Our audience model was created to be a simple-to-use tool for the British Science Association (BSA) to understand our audiences and measure our progress.

We use it internally in the evaluation of our programmes which have an adult audience. The data we obtain by basing questions on the audience groups gives us an indication of whether the work we carry out is engaging people with science, and how well or not we’re doing it.

We have segmented our audience into four groups, based on people’s feelings towards and views of science:

  • Professionals - people who study, produce or curate scientific knowledge 
  • Engaged - people who are enthusiastic about science and seek it out
  • Inactive - people who tell us they are interested in science but do not actively seek it out
  • Not interested - people who see science as ‘not for me’.

We appreciate this is a simple model and these categories are extremely broad. We know people don’t fit neatly into four categories, but this provides a starting point for understanding what our audience want from us and other science-related activities.

No longer a journey

Previously, we used the model to measure how many people moved from left to right, as a result of (or at least partially) our programmes.

Now, however, it’s mainly used internally so we better understand our audiences’ sentiment towards science at the moment that they interact with us. Of course, that’s not our only aim in delivering British Science Week, the British Science Festival, CREST and our other work, but it signals whether our work is making science more relevant and connected to society.
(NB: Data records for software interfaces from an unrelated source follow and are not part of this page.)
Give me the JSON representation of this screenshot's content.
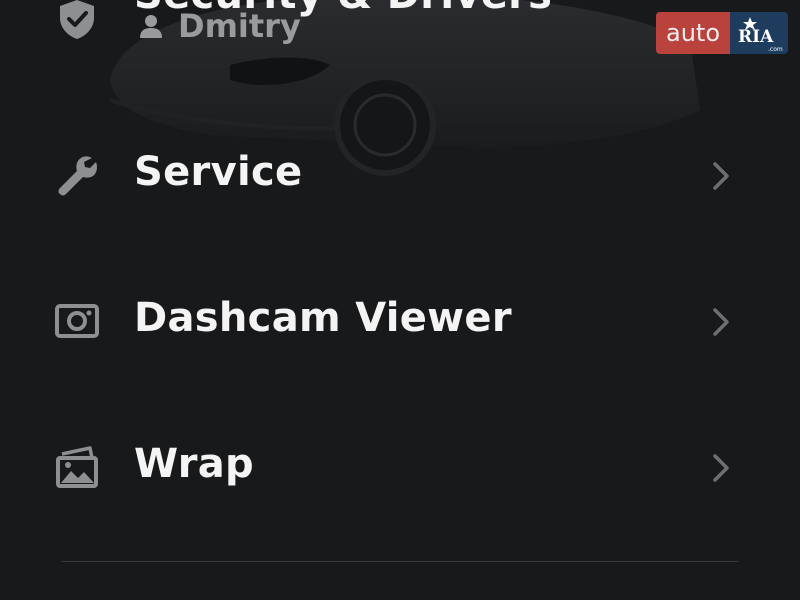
{
  "menu": {
    "security": {
      "label": "Security & Drivers",
      "driver_name": "Dmitry",
      "icon": "shield-check-icon"
    },
    "service": {
      "label": "Service",
      "icon": "wrench-icon"
    },
    "dashcam": {
      "label": "Dashcam Viewer",
      "icon": "camera-icon"
    },
    "wrap": {
      "label": "Wrap",
      "icon": "images-icon"
    }
  },
  "watermark": {
    "left_text": "auto",
    "right_text": "RIA",
    "right_small": ".com"
  },
  "colors": {
    "background": "#18191b",
    "text_primary": "#f4f4f4",
    "text_secondary": "#9a9b9d",
    "icon": "#8e8f91",
    "watermark_red": "#c8463f",
    "watermark_blue": "#1d3c5e"
  }
}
What else do we use?

The model is just one of a few tools we use in understanding our audiences, evaluating our work and developing our programmes. The following are other resources and data we refer to:

Research by the BSA

We make use of our own research and findings to define the audiences for our programmes. For example, we have found:

  • Disabled people of all ethnicities are underrepresented in the STEM workforce and, while a majority of non-STEM disabled workers are female (59%), only one-third (33%) of STEM disabled workers are female
  • Opportunities for science engagement are inequitable across the UK. We identified a large number of ‘cold spots’ where the provision of science engagement is relatively low compared to big cities. These tend to be (but aren’t all) coastal and rural areas and former industrial heartlands

Our research shows that people in the 'Engaged' and 'Professional' groups are more likely to be male, White, hold a degree-level qualification, and have higher household incomes than people in the 'Inactive' and 'Not interested' groups. Therefore, as well as focusing our attention towards 'Inactive' and 'Not interested', it’s crucially important that our activities are inclusive to historically marginalised people and communities.

Science identity

Science identity, the extent to which an individual relates to science, is one aspect of peoples’ identity to take into account when planning engagement activities. However, where an activity could be appropriate for a person's science identity, it may be inappropriate for their age, location, or cultural background.

The Equity Compass

Designed by the YESTEM project, The Equity Compass is a reflective tool for examining equity and power relationships in engagement. We find that the “working with and valuing minoritised communities” segment works well when thinking about audiences.

The Michigan Public Engagement Framework

Michigan Public Engagement Framework to help us think about audience voice and influence in BSA programmes. The framework helps us ask questions like “how effective are our ways of listening to our audience’s views?” and “what is the audience’s decision-making authority?”

Equality Impact Analysis

Equality Impact Analysis is a tool for identifying and tackling barriers for people and communities which have traditionally been underrepresented or disadvantaged. We use it to assess the perceived impact (positive or negative) BSA programmes or policies might have on protected groups.

We use evidence from our programme evaluations along with publicly available data such as local demographics, and best practice guidance like Disability Confident to assess potential impact on each of the nine protected characteristics listed in the Equality Act 2010, plus any relevant additional characteristics (like geographical location, digital access, science identity, political opinion, socioeconomic status).